Jadeveon Clowney has plenty of reasons to be frustrated about his start to the 2013 season. After a winding down camp by being challenged by head coach Steve Spurrier, Clowney was lacking in highlight film material in a Thursday night game against North Carolina. On Saturday the Gamecocks gave up 41 points to Georgia in a key SEC East match-up. After the game Clowney took some time to vent.
Asked about his reaction following the loss to Georgia, Clowney said “Very frustrating. I told coach ‘man, you gotta put me somewhere else, in the middle, somewhere where I can make some plays,” according to Michael Haney of Columbia, South Carolina radio station 107.5 The Game. Clowney went on to admit Georgia managed to take him out of the game, by diverting the offense away from him as often as possible and adding extra blockers to keep him from breaking through in to the back field. At times Clowney broke through anyway, but the offensive game plan employed by the Bulldogs and North Carolina has had one constant; play away from Clowney.

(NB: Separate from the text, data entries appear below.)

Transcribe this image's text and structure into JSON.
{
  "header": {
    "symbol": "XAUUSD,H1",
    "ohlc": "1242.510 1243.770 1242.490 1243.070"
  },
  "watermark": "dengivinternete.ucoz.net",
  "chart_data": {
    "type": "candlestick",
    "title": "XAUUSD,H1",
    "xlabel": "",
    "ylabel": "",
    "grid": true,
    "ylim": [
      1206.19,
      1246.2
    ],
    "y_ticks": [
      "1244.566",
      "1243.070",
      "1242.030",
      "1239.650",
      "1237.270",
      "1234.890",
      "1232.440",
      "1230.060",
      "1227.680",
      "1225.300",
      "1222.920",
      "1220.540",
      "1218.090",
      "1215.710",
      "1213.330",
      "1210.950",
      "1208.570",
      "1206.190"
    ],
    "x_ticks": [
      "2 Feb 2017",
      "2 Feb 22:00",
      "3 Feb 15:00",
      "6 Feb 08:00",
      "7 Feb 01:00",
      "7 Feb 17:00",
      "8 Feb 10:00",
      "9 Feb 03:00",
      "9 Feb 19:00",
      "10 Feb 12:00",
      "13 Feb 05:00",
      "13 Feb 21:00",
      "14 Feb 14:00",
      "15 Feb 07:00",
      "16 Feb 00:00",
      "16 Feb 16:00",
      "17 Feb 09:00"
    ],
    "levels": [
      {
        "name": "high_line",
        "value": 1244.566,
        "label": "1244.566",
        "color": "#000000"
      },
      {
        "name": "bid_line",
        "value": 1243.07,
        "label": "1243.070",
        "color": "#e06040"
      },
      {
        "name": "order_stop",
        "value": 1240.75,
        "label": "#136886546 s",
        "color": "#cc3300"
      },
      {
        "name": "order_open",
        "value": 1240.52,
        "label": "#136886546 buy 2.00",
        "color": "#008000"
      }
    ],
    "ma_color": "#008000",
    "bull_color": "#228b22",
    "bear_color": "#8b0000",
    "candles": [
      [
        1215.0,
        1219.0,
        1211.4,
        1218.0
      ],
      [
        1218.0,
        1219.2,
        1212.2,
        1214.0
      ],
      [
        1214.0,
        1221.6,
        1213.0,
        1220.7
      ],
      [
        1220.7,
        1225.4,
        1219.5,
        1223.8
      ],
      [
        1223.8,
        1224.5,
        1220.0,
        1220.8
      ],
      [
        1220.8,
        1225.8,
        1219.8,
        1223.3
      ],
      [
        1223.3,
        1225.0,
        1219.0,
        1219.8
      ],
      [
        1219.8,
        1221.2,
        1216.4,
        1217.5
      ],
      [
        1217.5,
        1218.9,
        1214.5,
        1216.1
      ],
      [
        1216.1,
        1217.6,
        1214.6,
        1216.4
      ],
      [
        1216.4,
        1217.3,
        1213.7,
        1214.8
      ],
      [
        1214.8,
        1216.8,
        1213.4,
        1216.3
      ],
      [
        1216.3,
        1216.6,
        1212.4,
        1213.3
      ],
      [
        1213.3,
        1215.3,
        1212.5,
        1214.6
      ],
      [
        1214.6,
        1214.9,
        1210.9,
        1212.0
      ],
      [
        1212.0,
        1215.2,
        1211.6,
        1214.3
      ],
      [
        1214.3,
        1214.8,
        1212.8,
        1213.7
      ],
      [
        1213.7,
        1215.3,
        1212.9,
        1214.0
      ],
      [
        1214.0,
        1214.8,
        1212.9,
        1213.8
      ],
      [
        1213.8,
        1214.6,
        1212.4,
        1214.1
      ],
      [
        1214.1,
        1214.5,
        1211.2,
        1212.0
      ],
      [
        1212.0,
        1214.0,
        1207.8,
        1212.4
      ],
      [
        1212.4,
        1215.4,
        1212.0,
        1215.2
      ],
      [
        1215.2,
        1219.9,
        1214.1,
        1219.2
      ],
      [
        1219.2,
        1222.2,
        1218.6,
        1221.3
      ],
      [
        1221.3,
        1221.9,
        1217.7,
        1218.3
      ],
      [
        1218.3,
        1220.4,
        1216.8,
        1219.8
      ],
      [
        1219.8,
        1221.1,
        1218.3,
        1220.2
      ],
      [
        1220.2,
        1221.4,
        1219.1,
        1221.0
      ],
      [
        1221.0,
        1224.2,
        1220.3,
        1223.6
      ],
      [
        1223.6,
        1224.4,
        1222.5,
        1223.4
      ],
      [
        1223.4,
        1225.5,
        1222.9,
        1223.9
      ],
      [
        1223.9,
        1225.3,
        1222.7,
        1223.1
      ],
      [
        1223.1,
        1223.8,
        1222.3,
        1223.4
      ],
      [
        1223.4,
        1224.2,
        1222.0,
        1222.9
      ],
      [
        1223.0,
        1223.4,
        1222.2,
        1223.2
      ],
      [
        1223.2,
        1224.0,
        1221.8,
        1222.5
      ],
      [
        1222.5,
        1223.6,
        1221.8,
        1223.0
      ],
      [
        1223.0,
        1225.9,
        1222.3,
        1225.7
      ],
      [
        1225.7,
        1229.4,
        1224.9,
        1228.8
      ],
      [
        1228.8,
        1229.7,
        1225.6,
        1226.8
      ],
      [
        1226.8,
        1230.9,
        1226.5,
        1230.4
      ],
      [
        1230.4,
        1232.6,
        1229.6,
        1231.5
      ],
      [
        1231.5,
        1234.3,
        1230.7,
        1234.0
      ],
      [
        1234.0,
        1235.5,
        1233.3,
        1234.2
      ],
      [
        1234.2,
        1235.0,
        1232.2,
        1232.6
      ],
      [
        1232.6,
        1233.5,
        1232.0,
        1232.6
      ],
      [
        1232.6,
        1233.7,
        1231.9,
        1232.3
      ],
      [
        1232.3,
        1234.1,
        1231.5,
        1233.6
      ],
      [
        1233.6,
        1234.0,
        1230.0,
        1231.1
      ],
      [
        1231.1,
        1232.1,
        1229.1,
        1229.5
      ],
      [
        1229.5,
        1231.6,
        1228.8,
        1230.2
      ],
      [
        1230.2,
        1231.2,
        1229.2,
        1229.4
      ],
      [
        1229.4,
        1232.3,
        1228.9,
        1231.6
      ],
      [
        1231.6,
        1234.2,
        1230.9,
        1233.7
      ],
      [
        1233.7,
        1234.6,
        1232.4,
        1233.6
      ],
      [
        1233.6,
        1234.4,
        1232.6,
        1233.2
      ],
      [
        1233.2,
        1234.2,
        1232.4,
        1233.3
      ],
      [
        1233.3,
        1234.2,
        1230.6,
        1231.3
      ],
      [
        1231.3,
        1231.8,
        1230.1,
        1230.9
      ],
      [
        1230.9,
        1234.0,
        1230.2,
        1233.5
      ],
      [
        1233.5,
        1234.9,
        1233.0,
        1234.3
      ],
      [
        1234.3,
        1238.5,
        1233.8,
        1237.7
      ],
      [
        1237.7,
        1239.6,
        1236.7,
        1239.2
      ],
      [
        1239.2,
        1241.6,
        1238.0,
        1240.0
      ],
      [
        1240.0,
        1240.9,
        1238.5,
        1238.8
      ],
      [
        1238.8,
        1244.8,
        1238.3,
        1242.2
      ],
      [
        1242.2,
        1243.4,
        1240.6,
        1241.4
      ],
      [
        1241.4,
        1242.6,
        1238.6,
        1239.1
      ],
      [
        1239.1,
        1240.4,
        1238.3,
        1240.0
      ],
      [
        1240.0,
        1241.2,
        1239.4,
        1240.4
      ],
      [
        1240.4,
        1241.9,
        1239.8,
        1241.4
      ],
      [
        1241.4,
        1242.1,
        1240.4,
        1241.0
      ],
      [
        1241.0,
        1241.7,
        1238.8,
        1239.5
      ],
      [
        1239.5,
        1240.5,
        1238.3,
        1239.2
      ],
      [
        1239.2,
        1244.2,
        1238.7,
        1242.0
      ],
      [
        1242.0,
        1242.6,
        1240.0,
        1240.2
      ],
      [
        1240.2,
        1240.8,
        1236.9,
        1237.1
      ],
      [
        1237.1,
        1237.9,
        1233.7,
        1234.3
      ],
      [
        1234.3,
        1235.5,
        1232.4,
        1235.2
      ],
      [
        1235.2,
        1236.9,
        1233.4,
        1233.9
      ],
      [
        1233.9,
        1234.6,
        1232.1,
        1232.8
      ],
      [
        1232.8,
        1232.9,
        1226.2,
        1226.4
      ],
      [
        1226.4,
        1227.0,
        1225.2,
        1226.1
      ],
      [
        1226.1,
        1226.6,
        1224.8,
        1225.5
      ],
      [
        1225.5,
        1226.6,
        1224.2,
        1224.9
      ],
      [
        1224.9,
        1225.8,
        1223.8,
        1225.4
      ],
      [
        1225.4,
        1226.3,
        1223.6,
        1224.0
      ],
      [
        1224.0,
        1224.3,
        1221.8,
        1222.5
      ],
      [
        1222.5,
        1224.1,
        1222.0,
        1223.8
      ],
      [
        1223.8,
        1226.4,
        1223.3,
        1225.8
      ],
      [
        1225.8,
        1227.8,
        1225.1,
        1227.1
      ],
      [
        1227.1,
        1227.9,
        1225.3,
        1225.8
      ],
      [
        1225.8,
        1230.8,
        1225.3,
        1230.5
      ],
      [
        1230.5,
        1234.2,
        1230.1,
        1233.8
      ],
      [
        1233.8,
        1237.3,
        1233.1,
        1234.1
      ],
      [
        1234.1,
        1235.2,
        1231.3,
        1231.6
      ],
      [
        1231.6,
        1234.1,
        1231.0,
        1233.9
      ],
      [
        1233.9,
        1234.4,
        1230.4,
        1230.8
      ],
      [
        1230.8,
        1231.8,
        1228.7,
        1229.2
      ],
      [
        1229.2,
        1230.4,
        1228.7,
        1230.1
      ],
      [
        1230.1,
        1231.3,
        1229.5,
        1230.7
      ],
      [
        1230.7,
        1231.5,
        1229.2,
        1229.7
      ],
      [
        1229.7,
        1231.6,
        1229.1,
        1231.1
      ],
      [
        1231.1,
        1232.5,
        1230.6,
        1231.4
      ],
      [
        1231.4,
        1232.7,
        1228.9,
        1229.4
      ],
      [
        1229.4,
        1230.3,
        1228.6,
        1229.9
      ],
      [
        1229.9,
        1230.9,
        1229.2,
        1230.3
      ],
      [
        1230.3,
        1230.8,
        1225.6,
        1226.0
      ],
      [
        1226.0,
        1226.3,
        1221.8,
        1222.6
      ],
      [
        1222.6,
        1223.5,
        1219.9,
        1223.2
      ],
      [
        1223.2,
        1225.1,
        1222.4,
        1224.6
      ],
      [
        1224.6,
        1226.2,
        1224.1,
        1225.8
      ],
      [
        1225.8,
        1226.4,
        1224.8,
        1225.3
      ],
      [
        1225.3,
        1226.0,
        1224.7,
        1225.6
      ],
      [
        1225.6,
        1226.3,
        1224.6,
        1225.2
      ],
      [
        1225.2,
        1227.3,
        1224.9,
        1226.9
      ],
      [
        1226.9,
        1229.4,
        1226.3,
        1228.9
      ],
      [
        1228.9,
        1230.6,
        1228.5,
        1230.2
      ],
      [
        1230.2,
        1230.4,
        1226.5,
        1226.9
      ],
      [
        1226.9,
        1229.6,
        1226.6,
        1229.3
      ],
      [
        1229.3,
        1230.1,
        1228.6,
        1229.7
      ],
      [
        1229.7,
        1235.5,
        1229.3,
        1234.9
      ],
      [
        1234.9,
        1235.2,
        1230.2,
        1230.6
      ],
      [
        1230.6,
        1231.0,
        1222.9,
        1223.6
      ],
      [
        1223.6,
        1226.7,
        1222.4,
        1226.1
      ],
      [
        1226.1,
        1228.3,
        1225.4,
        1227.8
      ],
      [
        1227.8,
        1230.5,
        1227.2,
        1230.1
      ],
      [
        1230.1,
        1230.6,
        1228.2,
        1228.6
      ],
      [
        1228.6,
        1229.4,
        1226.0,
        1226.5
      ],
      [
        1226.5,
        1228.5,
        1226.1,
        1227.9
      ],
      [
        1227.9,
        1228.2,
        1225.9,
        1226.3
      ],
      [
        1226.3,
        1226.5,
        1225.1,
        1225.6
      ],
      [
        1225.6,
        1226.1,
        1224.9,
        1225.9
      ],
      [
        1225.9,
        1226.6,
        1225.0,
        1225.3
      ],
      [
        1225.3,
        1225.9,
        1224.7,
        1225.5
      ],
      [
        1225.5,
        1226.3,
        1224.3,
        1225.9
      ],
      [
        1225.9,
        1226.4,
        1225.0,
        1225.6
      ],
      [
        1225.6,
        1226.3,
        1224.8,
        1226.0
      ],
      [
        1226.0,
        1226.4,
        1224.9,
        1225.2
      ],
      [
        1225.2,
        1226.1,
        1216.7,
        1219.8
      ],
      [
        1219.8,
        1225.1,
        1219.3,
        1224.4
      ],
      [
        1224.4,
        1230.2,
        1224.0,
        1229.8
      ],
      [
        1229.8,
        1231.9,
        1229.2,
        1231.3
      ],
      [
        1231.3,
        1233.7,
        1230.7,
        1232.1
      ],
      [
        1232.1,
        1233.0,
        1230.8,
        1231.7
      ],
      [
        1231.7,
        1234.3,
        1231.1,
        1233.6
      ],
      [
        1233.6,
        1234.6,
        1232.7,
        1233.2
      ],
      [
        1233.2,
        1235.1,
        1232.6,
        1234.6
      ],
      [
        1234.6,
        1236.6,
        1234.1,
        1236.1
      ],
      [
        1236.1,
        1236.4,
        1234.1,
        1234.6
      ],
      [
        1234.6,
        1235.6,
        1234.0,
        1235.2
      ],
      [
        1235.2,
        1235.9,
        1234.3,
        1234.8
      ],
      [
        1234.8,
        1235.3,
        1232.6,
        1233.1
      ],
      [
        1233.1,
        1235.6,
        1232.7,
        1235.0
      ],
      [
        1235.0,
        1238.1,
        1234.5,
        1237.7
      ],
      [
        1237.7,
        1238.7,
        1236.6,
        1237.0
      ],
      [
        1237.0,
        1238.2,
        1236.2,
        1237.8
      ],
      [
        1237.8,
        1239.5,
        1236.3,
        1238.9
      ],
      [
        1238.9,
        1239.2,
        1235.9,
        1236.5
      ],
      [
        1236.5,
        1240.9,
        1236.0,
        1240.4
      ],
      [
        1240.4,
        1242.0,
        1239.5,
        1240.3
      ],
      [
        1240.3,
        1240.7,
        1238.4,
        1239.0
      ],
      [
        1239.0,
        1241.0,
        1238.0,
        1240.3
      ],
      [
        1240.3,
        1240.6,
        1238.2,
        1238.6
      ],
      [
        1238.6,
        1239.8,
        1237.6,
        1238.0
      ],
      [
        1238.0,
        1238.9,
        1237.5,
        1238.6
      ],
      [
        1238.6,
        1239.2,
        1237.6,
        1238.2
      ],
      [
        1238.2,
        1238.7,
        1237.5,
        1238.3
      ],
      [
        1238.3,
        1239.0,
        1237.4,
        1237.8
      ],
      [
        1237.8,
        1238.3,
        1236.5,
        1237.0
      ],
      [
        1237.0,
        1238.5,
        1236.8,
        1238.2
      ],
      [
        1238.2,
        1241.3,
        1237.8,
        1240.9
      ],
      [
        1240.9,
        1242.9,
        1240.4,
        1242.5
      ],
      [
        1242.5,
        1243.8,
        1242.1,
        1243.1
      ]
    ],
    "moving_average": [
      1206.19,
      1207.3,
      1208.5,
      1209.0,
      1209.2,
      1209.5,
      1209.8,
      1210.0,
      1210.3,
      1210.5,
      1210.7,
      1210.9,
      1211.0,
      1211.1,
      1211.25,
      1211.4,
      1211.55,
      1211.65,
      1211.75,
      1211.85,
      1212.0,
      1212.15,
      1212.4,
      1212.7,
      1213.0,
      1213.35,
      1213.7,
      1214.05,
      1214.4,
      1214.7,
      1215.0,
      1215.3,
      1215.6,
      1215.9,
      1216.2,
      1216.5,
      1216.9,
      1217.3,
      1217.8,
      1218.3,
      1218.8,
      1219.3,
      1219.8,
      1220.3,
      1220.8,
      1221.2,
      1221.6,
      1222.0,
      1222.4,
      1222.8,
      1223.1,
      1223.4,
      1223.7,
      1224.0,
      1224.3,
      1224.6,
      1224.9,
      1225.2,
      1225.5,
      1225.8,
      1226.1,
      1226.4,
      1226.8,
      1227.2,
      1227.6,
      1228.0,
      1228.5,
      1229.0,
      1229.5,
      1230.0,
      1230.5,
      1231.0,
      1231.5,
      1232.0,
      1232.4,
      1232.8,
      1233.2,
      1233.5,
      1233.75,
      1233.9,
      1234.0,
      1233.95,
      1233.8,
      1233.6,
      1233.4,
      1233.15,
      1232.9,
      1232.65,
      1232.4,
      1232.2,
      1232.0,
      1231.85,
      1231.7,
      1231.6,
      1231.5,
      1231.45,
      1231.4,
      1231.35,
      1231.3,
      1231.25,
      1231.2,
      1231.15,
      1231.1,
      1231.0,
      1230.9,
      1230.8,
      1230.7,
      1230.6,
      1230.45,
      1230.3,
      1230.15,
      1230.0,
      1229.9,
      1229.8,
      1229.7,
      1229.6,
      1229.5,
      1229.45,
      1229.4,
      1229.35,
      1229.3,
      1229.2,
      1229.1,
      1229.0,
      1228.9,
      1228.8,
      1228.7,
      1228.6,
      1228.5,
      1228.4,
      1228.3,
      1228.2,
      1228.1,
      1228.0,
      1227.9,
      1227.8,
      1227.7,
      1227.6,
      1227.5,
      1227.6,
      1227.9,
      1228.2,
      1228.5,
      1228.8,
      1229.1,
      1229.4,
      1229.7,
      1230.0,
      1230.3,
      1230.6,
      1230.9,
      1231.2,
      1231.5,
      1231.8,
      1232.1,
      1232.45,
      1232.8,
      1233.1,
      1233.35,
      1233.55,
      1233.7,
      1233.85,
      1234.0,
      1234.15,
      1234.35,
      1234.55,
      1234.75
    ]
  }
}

From an offensive point of view, it makes total sense. Clowney is among the top defensive players in the game, so why would any offense want to try to challenge him directly? It makes zero sense. What offenses are doing is recognizing where Clowney is lining up and running plays that quickly move away from him on the opposite side of the field or are designed to get rid of the football after Clowney makes his move in to the backfield, freeing up space beyond his assignment.
While Clowney may be lacking on the highlights fans are anticipating and starving for after watching his hit against Michigan on a near loop this entire offseason, he should also see how he is impacting the game. Scouts will surely notice this and take that in to consideration before the 2014 NFL Draft. Clowney will continue to have that sort of impact for the remainder of the season, and there will also be opportunities to break free regardless of what the opposing offense attempts to do.
Clowney will have some highlights before the year is done. It is just a matter of “when,” not “if.”